(Stored entries)
——————

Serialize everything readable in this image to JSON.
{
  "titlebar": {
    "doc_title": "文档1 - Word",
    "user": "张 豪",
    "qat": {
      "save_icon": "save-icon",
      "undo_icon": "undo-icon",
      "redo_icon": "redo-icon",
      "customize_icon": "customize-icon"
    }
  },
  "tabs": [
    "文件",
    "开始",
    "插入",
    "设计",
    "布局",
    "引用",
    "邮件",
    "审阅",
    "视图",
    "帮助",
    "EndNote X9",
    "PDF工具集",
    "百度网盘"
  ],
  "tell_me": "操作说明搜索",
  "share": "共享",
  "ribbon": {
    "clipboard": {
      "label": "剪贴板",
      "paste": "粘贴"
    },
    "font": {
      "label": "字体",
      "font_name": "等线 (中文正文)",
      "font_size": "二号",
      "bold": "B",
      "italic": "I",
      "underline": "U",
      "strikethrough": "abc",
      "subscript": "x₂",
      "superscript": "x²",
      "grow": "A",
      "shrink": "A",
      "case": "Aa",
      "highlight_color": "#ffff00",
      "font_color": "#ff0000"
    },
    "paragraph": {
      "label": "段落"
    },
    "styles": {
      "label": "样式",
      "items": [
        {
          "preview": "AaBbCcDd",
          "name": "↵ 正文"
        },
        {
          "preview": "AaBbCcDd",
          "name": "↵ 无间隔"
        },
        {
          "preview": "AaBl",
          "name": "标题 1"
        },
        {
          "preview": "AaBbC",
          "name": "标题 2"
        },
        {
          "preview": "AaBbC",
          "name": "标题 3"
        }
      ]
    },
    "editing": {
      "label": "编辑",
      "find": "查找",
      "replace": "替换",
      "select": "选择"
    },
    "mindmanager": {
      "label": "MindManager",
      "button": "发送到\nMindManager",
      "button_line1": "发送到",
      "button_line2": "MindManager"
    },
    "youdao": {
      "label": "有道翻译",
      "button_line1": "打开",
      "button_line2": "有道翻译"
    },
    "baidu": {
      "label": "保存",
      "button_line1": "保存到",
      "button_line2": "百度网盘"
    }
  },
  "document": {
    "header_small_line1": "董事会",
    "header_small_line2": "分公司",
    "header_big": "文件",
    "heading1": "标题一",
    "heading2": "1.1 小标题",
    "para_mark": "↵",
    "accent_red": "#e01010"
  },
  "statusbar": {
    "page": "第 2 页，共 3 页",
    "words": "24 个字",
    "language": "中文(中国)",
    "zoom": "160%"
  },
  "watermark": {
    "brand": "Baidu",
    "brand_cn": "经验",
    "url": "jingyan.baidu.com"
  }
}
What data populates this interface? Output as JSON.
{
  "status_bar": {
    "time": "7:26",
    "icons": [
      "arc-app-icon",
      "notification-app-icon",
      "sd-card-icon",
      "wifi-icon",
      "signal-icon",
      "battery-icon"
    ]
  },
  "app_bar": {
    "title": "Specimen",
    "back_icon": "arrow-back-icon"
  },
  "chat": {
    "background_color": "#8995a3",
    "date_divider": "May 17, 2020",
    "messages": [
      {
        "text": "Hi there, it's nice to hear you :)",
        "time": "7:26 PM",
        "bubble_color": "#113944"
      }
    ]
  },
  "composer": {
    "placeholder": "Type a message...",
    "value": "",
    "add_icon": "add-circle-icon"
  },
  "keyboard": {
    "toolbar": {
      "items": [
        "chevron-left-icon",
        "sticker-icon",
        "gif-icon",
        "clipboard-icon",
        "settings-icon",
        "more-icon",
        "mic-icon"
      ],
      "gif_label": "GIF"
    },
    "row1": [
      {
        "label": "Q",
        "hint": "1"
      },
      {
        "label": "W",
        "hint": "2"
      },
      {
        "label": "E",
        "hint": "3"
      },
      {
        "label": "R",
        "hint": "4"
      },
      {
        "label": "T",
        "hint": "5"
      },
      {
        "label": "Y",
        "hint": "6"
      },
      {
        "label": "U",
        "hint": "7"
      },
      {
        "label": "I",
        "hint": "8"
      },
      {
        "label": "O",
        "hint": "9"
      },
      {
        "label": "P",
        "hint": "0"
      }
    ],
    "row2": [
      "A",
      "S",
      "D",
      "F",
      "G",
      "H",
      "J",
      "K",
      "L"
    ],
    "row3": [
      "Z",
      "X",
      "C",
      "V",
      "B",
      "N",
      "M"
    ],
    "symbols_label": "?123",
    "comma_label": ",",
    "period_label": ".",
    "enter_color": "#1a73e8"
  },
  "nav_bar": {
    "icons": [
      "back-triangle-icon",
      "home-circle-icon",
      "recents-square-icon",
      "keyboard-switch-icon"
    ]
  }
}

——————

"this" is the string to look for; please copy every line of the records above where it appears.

Serialize everything readable in this image to JSON.
What data populates this interface? Output as JSON.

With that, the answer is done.